The important work McPhee has done on behalf of — and the positive impact has had on — Lexington Symphony isn’t lost on the organization, which hosted a surprise party for him on Monday, January 19 in celebration of his 10th anniversary with the orchestra. Held in Lexington at the home of board member Miyana Bovan, the event — planned by violinist Barbara Hughey and cellist Susan Griffith — was attended by members of the orchestra; past and current board members; Jonathan’s wife, Deborah; staff members; and volunteers. A commemorative book (created by Griffith) containing pictures and programs from the past 10 years, along with personal notes from musicians, board members, and others who have been involved with the orchestra, was presented to McPhee. “He is an inspiring conductor with a leadership style that encourages the highest level of performance and cooperation from all musicians, board members, and staff,” says Epp Sonin, the Symphony’s board president.
In the end, McPhee says the work he does as Lexington Symphony’s music director all boils down to one thing: the audience. “The audience is really special in Lexington, and they are critical to feeling satisfied with a well-played concert,” he explains. “An orchestra is a living, breathing thing, and the audience is what we live for. Our job is to inspire, entertain, and educate. Providing that balance in Lexington has been, and continues to be, exhilarating.”
Four Lexington Symphony musicians (Elizabeth Whitfield, Rebecca Hawkins, William Kirkley, and Jobey Wilson) visited 24 schools in January as part of the Symphony’s Orchestrating Kids Through Classics™ (OKTC) program. The classroom visits were a prelude to four concerts exploring the history of classical music offered by Music Director Jonathan McPhee and Lexington Symphony, which took place at the end of January.

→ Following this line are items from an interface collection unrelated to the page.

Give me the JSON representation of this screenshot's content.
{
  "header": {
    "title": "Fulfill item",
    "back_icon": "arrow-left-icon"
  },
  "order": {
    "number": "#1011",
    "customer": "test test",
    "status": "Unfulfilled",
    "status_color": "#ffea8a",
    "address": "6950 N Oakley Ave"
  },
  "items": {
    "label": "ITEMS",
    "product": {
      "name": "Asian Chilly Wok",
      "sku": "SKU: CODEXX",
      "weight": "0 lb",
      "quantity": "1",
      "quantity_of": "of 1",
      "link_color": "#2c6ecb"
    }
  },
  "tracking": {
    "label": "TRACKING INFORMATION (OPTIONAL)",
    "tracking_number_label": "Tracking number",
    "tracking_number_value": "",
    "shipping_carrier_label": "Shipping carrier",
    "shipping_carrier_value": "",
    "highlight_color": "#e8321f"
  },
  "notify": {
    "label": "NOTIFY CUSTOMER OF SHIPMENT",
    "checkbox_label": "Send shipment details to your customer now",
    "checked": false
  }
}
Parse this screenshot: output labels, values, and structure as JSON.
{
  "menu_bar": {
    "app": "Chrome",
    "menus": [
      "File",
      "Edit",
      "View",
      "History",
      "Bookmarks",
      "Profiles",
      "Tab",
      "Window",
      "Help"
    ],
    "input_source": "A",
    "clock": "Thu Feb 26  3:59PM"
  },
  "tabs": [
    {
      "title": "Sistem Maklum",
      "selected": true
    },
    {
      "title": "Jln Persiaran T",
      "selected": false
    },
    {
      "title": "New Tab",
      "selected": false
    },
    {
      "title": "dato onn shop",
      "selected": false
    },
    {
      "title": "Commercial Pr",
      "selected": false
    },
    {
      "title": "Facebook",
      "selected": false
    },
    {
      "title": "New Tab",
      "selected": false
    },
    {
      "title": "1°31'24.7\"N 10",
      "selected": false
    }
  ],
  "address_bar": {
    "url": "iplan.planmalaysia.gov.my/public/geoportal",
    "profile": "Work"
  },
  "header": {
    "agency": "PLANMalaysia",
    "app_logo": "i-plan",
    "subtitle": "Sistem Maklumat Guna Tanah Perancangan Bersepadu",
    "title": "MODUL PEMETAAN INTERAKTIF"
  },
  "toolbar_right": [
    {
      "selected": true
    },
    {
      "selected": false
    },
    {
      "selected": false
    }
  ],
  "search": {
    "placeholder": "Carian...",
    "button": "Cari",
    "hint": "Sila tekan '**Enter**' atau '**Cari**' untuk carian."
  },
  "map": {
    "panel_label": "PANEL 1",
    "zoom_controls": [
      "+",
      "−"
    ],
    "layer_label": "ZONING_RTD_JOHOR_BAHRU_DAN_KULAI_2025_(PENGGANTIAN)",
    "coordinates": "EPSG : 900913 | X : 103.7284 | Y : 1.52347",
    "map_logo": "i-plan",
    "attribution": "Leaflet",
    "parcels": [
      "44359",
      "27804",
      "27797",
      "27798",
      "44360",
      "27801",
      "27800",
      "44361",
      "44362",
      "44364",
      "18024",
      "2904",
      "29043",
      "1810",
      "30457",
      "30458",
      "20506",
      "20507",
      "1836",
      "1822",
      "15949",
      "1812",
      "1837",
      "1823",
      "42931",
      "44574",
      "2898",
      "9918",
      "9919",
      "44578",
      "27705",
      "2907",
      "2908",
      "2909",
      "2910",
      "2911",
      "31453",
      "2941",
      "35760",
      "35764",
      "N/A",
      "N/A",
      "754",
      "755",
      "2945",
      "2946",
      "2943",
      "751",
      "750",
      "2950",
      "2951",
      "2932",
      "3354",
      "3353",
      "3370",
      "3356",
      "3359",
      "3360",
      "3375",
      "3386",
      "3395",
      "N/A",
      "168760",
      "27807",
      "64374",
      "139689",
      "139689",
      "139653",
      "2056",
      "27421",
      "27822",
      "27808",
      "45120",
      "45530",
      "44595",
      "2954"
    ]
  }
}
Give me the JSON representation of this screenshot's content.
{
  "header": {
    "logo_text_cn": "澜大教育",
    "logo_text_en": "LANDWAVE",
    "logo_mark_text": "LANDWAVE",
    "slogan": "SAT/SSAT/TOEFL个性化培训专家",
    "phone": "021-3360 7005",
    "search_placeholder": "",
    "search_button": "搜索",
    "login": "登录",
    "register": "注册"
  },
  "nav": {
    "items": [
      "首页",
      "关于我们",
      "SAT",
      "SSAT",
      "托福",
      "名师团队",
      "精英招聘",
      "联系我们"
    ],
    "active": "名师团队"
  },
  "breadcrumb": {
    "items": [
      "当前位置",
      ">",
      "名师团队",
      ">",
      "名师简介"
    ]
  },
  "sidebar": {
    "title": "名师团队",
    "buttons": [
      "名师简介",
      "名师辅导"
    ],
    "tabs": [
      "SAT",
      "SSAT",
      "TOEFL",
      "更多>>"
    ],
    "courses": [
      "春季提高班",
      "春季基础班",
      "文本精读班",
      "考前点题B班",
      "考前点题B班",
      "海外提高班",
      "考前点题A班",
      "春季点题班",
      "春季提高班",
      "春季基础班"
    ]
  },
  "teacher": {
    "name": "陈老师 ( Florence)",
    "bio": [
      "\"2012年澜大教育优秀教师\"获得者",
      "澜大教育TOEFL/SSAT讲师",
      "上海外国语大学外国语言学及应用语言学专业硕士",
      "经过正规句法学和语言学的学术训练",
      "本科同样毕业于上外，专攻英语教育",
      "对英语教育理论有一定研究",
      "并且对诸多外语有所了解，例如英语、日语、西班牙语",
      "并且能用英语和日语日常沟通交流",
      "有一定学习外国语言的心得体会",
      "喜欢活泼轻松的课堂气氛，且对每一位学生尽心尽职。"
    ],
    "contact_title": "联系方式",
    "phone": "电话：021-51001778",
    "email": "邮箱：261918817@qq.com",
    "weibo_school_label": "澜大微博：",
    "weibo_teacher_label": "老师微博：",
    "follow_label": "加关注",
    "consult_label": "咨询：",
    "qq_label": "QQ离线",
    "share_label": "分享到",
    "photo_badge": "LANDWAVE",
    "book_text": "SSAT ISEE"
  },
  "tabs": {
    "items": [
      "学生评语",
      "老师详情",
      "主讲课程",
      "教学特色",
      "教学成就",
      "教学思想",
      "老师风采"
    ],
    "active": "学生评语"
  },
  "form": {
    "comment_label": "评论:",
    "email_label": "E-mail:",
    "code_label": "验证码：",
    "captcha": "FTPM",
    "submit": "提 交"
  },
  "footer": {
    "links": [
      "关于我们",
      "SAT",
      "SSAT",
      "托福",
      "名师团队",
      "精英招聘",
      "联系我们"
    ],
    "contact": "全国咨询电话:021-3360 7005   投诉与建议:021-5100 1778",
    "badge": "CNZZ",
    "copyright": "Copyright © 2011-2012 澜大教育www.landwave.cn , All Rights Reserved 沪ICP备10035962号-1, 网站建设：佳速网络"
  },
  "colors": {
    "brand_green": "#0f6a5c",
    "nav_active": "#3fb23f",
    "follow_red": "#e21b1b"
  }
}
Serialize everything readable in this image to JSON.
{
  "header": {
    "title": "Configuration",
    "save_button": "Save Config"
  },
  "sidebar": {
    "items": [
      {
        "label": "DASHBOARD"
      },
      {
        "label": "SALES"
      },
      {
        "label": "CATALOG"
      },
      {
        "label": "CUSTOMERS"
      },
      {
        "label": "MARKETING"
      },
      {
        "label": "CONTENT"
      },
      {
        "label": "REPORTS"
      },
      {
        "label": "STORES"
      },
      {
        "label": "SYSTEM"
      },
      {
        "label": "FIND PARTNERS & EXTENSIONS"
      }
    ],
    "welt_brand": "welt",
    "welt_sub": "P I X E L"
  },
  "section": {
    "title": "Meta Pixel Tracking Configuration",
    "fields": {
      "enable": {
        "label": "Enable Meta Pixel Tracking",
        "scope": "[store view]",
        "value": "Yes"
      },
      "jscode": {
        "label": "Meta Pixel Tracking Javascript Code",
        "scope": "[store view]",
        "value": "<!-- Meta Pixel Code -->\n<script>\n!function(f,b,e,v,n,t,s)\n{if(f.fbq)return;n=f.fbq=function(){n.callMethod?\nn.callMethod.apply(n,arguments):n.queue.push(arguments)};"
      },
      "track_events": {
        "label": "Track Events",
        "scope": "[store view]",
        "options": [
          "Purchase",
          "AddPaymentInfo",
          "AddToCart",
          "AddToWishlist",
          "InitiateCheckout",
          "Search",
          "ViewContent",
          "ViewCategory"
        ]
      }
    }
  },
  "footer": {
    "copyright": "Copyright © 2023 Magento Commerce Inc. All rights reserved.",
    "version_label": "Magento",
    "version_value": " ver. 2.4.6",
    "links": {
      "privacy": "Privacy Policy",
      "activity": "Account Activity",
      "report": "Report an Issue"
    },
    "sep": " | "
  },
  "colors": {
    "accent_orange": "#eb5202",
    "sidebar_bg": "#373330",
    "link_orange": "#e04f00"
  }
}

During the brief (45-minute) school visits, the musicians covered a multitude of topics, including science, math, history, and language arts. The idea of playing a position on a sports team was used as a comparison to the differing roles musicians play within an orchestra. Different types of chocolate came in handy as an example when explaining musical “themes and variations,” and the suggestion of pouring water into a tuba (figuratively, of course) helped students envision how a tuba’s pitch can be highered or lowered.
The musicians also infused their presentations with plenty of humor (as demonstrated in the photo above). “They spoke to the students right at their level, and did a great job keeping their interest,” reported one of the classroom teachers.